LAST year Tracey Smith started her National Downshifting Week campaign from her farmhouse in the south west of France.
This week sees the start of her second seven-day drive to get people to think more about their lives, but this time she has swapped the Lot and Garonne for West Dorset, yet the message is still the same.
“Like many young families with kids we spent so long at work that weekends were rushed and before you knew it you were back at work, so we headed out to France to live the downshifting life,” Tracey said
“Our house in France allowed us to grow our own vegetables, raise chickens and collect their eggs each morning and live as a family once again.”
Tracey, and her husband Ray, had already set their heart on living life at a gentler pace, with the emphasis on living within their means and producing for themselves much of their day-to-day needs.
But Tracey’s enthusiasm for this way of life was soon channelled into writing for magazines offering advice on what people could do to make a difference and from this came National Downshifting Week.
“The appeal of downshifting meant that I was beginning to spend more and more time in the UK and so wasn’t seeing Ray and the children as much, so we made the decision to leave France,” said Tracey.

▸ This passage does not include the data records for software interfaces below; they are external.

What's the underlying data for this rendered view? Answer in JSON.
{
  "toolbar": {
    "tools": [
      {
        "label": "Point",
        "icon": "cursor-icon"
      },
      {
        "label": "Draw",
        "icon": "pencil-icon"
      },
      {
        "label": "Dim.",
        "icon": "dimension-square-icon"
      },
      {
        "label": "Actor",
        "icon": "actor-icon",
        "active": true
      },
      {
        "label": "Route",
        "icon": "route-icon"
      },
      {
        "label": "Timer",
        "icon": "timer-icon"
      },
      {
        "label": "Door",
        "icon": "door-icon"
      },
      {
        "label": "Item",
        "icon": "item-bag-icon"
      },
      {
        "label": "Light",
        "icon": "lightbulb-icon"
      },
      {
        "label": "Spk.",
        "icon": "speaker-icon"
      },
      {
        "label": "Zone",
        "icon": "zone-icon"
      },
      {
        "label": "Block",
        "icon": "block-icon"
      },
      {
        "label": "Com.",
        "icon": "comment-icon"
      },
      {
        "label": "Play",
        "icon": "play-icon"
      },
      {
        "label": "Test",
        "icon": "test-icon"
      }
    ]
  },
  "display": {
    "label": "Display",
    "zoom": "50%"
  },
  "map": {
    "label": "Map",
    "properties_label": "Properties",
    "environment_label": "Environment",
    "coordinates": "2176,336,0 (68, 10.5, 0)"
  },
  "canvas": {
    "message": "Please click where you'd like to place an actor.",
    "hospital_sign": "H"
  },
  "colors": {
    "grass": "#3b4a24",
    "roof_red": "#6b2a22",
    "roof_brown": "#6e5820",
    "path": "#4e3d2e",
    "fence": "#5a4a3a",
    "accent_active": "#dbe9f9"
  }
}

“We found a place in Cornwall to rent whilst the sale of our property went through that allows us to continue living in a thoughtful way, but also allows me to help others who want to turn their backs on this throwaway culture we are living in and think more about what they can do.”

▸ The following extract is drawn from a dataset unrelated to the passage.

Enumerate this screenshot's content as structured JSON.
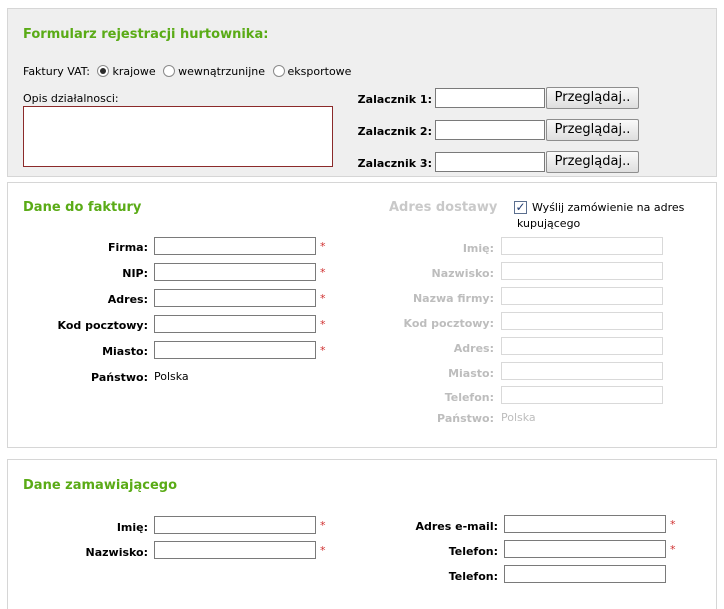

Her campaign this week to promote a downshifting way of life will see her tour newspapers and radio stations, as well as drop in on schools and businesses to help them think about sustainability and offer simple tips to use less and recycle more.
“Everyone can do something,” Tracey said. “From cooking a meal with products from local shops, or if you run a business look to make your fleet of vehicles greener and schools could cultivate a simple vegetable patch.”